- What you should do: Your answer must be an exact copy of the records below, with no pictures in it.

- Stored dataset items:
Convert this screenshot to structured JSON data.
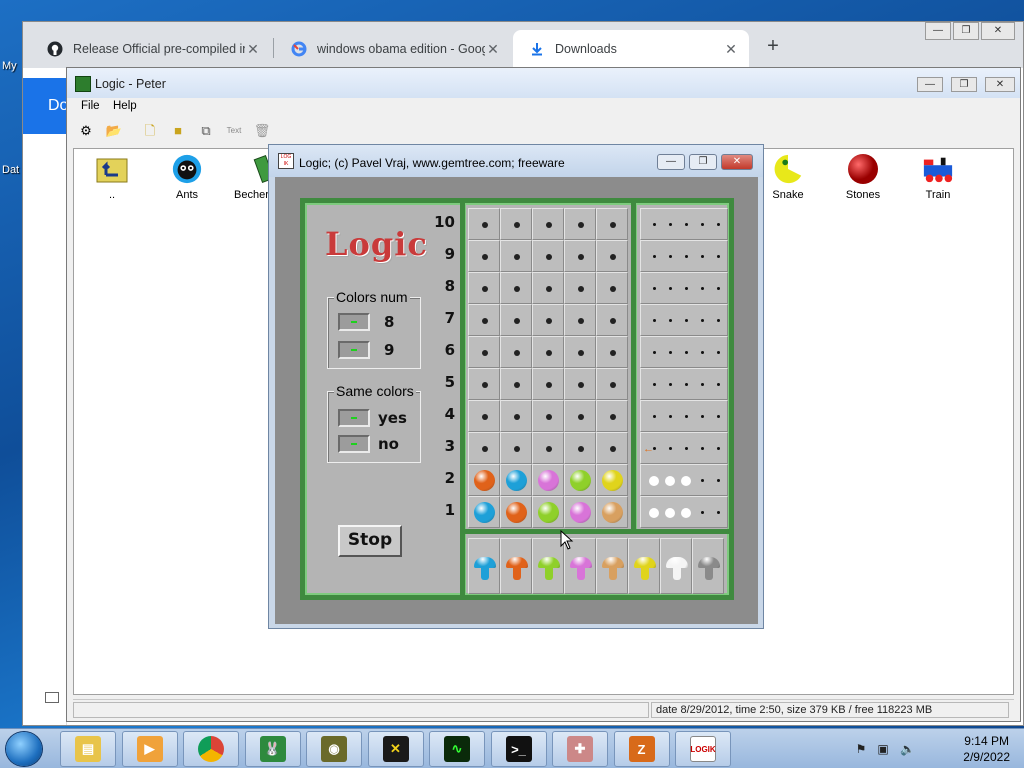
{
  "desktop": {
    "icon_labels": [
      "My",
      "Dat"
    ]
  },
  "chrome": {
    "tabs": [
      {
        "title": "Release Official pre-compiled ins",
        "icon": "github-icon"
      },
      {
        "title": "windows obama edition - Google",
        "icon": "google-icon"
      },
      {
        "title": "Downloads",
        "icon": "download-icon",
        "active": true
      }
    ],
    "new_tab_label": "+",
    "back_label": "←",
    "page_band_text": "Do"
  },
  "peter": {
    "title": "Logic - Peter",
    "menu": [
      "File",
      "Help"
    ],
    "toolbar_text_button": "Text",
    "files": [
      {
        "label": "..",
        "icon": "folder-up-icon"
      },
      {
        "label": "Ants",
        "icon": "ant-icon"
      },
      {
        "label": "Becher",
        "icon": "becher-icon"
      },
      {
        "label": "Snake",
        "icon": "snake-icon"
      },
      {
        "label": "Stones",
        "icon": "stone-icon"
      },
      {
        "label": "Train",
        "icon": "train-icon"
      }
    ],
    "status": "date 8/29/2012, time 2:50, size 379 KB / free 118223 MB"
  },
  "logic": {
    "title": "Logic;   (c) Pavel Vraj, www.gemtree.com;   freeware",
    "logo_text": "Logic",
    "colors_num": {
      "title": "Colors num",
      "options": [
        "8",
        "9"
      ]
    },
    "same_colors": {
      "title": "Same colors",
      "options": [
        "yes",
        "no"
      ]
    },
    "stop_label": "Stop",
    "row_numbers": [
      "10",
      "9",
      "8",
      "7",
      "6",
      "5",
      "4",
      "3",
      "2",
      "1"
    ],
    "guesses": {
      "2": [
        "#e0621a",
        "#1ea0d8",
        "#d874d8",
        "#8fd02a",
        "#e0d41c"
      ],
      "1": [
        "#1ea0d8",
        "#e0621a",
        "#8fd02a",
        "#d874d8",
        "#d8a060"
      ]
    },
    "hints": {
      "2": {
        "white": 3
      },
      "1": {
        "white": 3
      }
    },
    "palette": [
      "#1ea0d8",
      "#e0621a",
      "#8fd02a",
      "#d874d8",
      "#d8a060",
      "#e0d41c",
      "#f4f4f4",
      "#8a8a8a"
    ]
  },
  "taskbar": {
    "apps": [
      "explorer-icon",
      "media-player-icon",
      "chrome-icon",
      "bunny-game-icon",
      "alien-game-icon",
      "x-game-icon",
      "oscilloscope-icon",
      "cmd-icon",
      "cross-game-icon",
      "z-game-icon",
      "logik-icon"
    ],
    "logik_label": "LOGIK",
    "time": "9:14 PM",
    "date": "2/9/2022"
  }
}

- Task solution:
Convert this screenshot to structured JSON data.
{
  "desktop": {
    "icon_labels": [
      "My",
      "Dat"
    ]
  },
  "chrome": {
    "tabs": [
      {
        "title": "Release Official pre-compiled ins",
        "icon": "github-icon"
      },
      {
        "title": "windows obama edition - Google",
        "icon": "google-icon"
      },
      {
        "title": "Downloads",
        "icon": "download-icon",
        "active": true
      }
    ],
    "new_tab_label": "+",
    "back_label": "←",
    "page_band_text": "Do"
  },
  "peter": {
    "title": "Logic - Peter",
    "menu": [
      "File",
      "Help"
    ],
    "toolbar_text_button": "Text",
    "files": [
      {
        "label": "..",
        "icon": "folder-up-icon"
      },
      {
        "label": "Ants",
        "icon": "ant-icon"
      },
      {
        "label": "Becher",
        "icon": "becher-icon"
      },
      {
        "label": "Snake",
        "icon": "snake-icon"
      },
      {
        "label": "Stones",
        "icon": "stone-icon"
      },
      {
        "label": "Train",
        "icon": "train-icon"
      }
    ],
    "status": "date 8/29/2012, time 2:50, size 379 KB / free 118223 MB"
  },
  "logic": {
    "title": "Logic;   (c) Pavel Vraj, www.gemtree.com;   freeware",
    "logo_text": "Logic",
    "colors_num": {
      "title": "Colors num",
      "options": [
        "8",
        "9"
      ]
    },
    "same_colors": {
      "title": "Same colors",
      "options": [
        "yes",
        "no"
      ]
    },
    "stop_label": "Stop",
    "row_numbers": [
      "10",
      "9",
      "8",
      "7",
      "6",
      "5",
      "4",
      "3",
      "2",
      "1"
    ],
    "guesses": {
      "2": [
        "#e0621a",
        "#1ea0d8",
        "#d874d8",
        "#8fd02a",
        "#e0d41c"
      ],
      "1": [
        "#1ea0d8",
        "#e0621a",
        "#8fd02a",
        "#d874d8",
        "#d8a060"
      ]
    },
    "hints": {
      "2": {
        "white": 3
      },
      "1": {
        "white": 3
      }
    },
    "palette": [
      "#1ea0d8",
      "#e0621a",
      "#8fd02a",
      "#d874d8",
      "#d8a060",
      "#e0d41c",
      "#f4f4f4",
      "#8a8a8a"
    ]
  },
  "taskbar": {
    "apps": [
      "explorer-icon",
      "media-player-icon",
      "chrome-icon",
      "bunny-game-icon",
      "alien-game-icon",
      "x-game-icon",
      "oscilloscope-icon",
      "cmd-icon",
      "cross-game-icon",
      "z-game-icon",
      "logik-icon"
    ],
    "logik_label": "LOGIK",
    "time": "9:14 PM",
    "date": "2/9/2022"
  }
}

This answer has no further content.